Exercise description: If a line of the material holds the string "Burn", it counts; report the number of such lines alone.

Data records:
▬▬▬▬▬▬▬▬▬▬
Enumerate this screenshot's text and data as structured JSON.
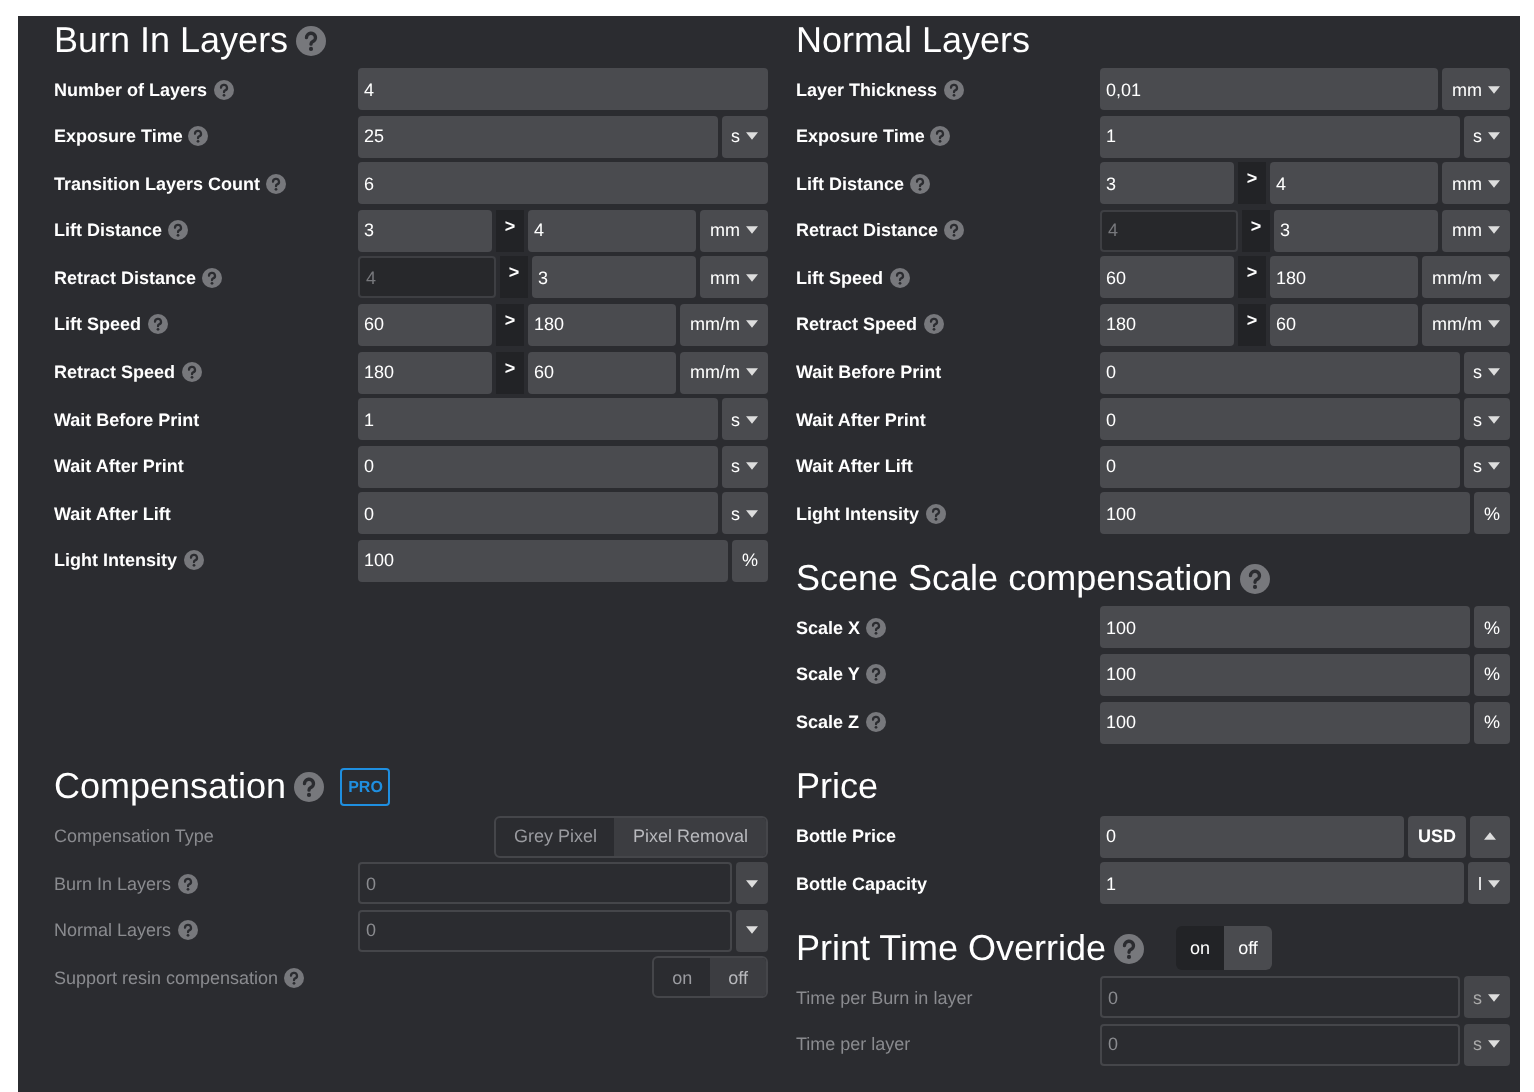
{
  "layout": [
    {
      "left": [
        {
          "title": "Burn In Layers",
          "help": true,
          "rows": [
            {
              "kind": "field",
              "label": "Number of Layers",
              "help": true,
              "value": "4"
            },
            {
              "kind": "field",
              "label": "Exposure Time",
              "help": true,
              "value": "25",
              "unit": "s",
              "unit_menu": true
            },
            {
              "kind": "field",
              "label": "Transition Layers Count",
              "help": true,
              "value": "6"
            },
            {
              "kind": "range",
              "label": "Lift Distance",
              "help": true,
              "from": "3",
              "sep": ">",
              "to": "4",
              "unit": "mm",
              "unit_menu": true
            },
            {
              "kind": "range",
              "label": "Retract Distance",
              "help": true,
              "from": "4",
              "from_disabled": true,
              "sep": ">",
              "to": "3",
              "unit": "mm",
              "unit_menu": true
            },
            {
              "kind": "range",
              "label": "Lift Speed",
              "help": true,
              "from": "60",
              "sep": ">",
              "to": "180",
              "unit": "mm/m",
              "unit_menu": true
            },
            {
              "kind": "range",
              "label": "Retract Speed",
              "help": true,
              "from": "180",
              "sep": ">",
              "to": "60",
              "unit": "mm/m",
              "unit_menu": true
            },
            {
              "kind": "field",
              "label": "Wait Before Print",
              "value": "1",
              "unit": "s",
              "unit_menu": true
            },
            {
              "kind": "field",
              "label": "Wait After Print",
              "value": "0",
              "unit": "s",
              "unit_menu": true
            },
            {
              "kind": "field",
              "label": "Wait After Lift",
              "value": "0",
              "unit": "s",
              "unit_menu": true
            },
            {
              "kind": "field",
              "label": "Light Intensity",
              "help": true,
              "value": "100",
              "unit": "%"
            }
          ]
        }
      ],
      "right": [
        {
          "title": "Normal Layers",
          "rows": [
            {
              "kind": "field",
              "label": "Layer Thickness",
              "help": true,
              "value": "0,01",
              "unit": "mm",
              "unit_menu": true
            },
            {
              "kind": "field",
              "label": "Exposure Time",
              "help": true,
              "value": "1",
              "unit": "s",
              "unit_menu": true
            },
            {
              "kind": "range",
              "label": "Lift Distance",
              "help": true,
              "from": "3",
              "sep": ">",
              "to": "4",
              "unit": "mm",
              "unit_menu": true
            },
            {
              "kind": "range",
              "label": "Retract Distance",
              "help": true,
              "from": "4",
              "from_disabled": true,
              "sep": ">",
              "to": "3",
              "unit": "mm",
              "unit_menu": true
            },
            {
              "kind": "range",
              "label": "Lift Speed",
              "help": true,
              "from": "60",
              "sep": ">",
              "to": "180",
              "unit": "mm/m",
              "unit_menu": true
            },
            {
              "kind": "range",
              "label": "Retract Speed",
              "help": true,
              "from": "180",
              "sep": ">",
              "to": "60",
              "unit": "mm/m",
              "unit_menu": true
            },
            {
              "kind": "field",
              "label": "Wait Before Print",
              "value": "0",
              "unit": "s",
              "unit_menu": true
            },
            {
              "kind": "field",
              "label": "Wait After Print",
              "value": "0",
              "unit": "s",
              "unit_menu": true
            },
            {
              "kind": "field",
              "label": "Wait After Lift",
              "value": "0",
              "unit": "s",
              "unit_menu": true
            },
            {
              "kind": "field",
              "label": "Light Intensity",
              "help": true,
              "value": "100",
              "unit": "%"
            }
          ]
        },
        {
          "title": "Scene Scale compensation",
          "help": true,
          "rows": [
            {
              "kind": "field",
              "label": "Scale X",
              "help": true,
              "value": "100",
              "unit": "%"
            },
            {
              "kind": "field",
              "label": "Scale Y",
              "help": true,
              "value": "100",
              "unit": "%"
            },
            {
              "kind": "field",
              "label": "Scale Z",
              "help": true,
              "value": "100",
              "unit": "%"
            }
          ]
        }
      ]
    },
    {
      "left": [
        {
          "title": "Compensation",
          "help": true,
          "badge": "PRO",
          "rows": [
            {
              "kind": "segmented",
              "label": "Compensation Type",
              "disabled": true,
              "options": [
                {
                  "label": "Grey Pixel",
                  "selected": false
                },
                {
                  "label": "Pixel Removal",
                  "selected": true
                }
              ]
            },
            {
              "kind": "field",
              "label": "Burn In Layers",
              "help": true,
              "disabled": true,
              "value": "0",
              "unit_menu": true
            },
            {
              "kind": "field",
              "label": "Normal Layers",
              "help": true,
              "disabled": true,
              "value": "0",
              "unit_menu": true
            },
            {
              "kind": "switch",
              "label": "Support resin compensation",
              "help": true,
              "disabled": true,
              "options": [
                {
                  "label": "on",
                  "selected": false
                },
                {
                  "label": "off",
                  "selected": true
                }
              ]
            }
          ]
        }
      ],
      "right": [
        {
          "title": "Price",
          "rows": [
            {
              "kind": "field",
              "label": "Bottle Price",
              "value": "0",
              "unit": "USD",
              "spinner": true
            },
            {
              "kind": "field",
              "label": "Bottle Capacity",
              "value": "1",
              "unit": "l",
              "unit_menu": true
            }
          ]
        },
        {
          "title": "Print Time Override",
          "help": true,
          "toggle": [
            {
              "label": "on",
              "selected": false
            },
            {
              "label": "off",
              "selected": true
            }
          ],
          "rows": [
            {
              "kind": "field",
              "label": "Time per Burn in layer",
              "disabled": true,
              "value": "0",
              "unit": "s",
              "unit_menu": true
            },
            {
              "kind": "field",
              "label": "Time per layer",
              "disabled": true,
              "value": "0",
              "unit": "s",
              "unit_menu": true
            }
          ]
        }
      ]
    }
  ]
}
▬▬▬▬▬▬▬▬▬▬
Result of the task: 3